> _EXERCISE_:
In the entries below, find the lines with the word "Logo" and copy them.

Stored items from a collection
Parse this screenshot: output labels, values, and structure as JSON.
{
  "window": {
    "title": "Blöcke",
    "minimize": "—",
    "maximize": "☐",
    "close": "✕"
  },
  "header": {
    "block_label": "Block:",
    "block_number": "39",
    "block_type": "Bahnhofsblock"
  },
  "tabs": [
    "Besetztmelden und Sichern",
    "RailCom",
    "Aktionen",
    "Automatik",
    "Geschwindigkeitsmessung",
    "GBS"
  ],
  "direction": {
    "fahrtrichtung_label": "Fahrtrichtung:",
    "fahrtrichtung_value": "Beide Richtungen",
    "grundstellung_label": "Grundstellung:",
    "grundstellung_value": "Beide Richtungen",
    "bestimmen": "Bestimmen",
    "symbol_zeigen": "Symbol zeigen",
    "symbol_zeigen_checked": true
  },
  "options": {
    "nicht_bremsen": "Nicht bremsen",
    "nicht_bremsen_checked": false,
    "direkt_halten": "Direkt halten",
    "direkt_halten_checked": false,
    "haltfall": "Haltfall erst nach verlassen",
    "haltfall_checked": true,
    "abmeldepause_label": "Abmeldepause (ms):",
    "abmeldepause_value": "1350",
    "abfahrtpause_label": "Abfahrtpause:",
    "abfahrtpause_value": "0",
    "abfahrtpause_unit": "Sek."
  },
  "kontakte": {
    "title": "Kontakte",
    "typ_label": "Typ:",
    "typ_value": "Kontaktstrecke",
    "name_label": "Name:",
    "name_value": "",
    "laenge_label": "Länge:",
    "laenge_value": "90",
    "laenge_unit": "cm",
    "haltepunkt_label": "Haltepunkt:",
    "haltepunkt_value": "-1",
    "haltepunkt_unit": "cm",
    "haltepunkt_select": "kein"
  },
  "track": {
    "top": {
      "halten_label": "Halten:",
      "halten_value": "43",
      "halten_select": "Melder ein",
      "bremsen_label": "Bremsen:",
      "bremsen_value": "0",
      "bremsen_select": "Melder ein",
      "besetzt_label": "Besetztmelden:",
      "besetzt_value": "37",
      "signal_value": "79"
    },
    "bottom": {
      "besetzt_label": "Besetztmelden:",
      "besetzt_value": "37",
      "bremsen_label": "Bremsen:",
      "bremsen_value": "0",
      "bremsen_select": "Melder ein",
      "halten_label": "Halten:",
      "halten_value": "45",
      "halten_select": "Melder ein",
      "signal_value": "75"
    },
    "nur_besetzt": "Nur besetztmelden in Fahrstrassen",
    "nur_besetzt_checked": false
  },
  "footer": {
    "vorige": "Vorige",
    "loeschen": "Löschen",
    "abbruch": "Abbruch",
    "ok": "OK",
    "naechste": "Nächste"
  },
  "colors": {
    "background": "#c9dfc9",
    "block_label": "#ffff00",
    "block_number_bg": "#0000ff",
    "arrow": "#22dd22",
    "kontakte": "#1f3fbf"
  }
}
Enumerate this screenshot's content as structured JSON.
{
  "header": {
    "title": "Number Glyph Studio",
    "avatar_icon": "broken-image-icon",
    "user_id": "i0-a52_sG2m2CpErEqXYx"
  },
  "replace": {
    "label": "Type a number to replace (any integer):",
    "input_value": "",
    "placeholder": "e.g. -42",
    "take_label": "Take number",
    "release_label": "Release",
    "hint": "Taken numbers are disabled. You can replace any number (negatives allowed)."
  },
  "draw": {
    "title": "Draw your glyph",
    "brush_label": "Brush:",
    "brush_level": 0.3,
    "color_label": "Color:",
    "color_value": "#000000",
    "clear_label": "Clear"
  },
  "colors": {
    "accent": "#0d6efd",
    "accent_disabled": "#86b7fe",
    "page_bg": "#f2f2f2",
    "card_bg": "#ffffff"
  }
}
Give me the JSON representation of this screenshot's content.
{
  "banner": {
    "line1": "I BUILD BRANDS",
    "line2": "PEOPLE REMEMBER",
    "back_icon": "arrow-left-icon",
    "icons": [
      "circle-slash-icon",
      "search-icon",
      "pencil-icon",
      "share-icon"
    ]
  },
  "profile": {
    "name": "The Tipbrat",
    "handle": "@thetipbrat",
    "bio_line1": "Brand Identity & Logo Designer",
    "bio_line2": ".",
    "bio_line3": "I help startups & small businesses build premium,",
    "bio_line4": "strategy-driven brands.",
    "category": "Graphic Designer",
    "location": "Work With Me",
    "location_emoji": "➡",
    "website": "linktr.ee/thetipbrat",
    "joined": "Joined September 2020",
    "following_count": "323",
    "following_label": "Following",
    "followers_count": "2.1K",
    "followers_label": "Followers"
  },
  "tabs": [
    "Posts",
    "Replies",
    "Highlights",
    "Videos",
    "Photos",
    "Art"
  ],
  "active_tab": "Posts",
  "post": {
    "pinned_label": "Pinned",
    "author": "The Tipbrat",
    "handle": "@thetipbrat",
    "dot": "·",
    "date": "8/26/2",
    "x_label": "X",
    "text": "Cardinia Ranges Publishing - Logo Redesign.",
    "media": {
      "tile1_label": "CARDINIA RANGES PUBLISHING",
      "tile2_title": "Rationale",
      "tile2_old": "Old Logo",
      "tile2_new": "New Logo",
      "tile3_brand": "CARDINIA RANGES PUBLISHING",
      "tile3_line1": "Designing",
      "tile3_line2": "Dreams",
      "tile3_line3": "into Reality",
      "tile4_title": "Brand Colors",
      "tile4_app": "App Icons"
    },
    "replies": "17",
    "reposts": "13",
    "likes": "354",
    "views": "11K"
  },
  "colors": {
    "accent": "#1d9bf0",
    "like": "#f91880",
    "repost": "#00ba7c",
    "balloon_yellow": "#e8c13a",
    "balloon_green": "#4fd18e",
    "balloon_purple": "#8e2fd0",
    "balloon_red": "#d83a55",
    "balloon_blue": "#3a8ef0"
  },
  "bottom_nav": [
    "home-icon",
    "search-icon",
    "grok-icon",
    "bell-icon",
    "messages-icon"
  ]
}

> _EXERCISE RESPONSE_:
    "bio_line1": "Brand Identity & Logo Designer",
    "text": "Cardinia Ranges Publishing - Logo Redesign.",
      "tile2_old": "Old Logo",
      "tile2_new": "New Logo",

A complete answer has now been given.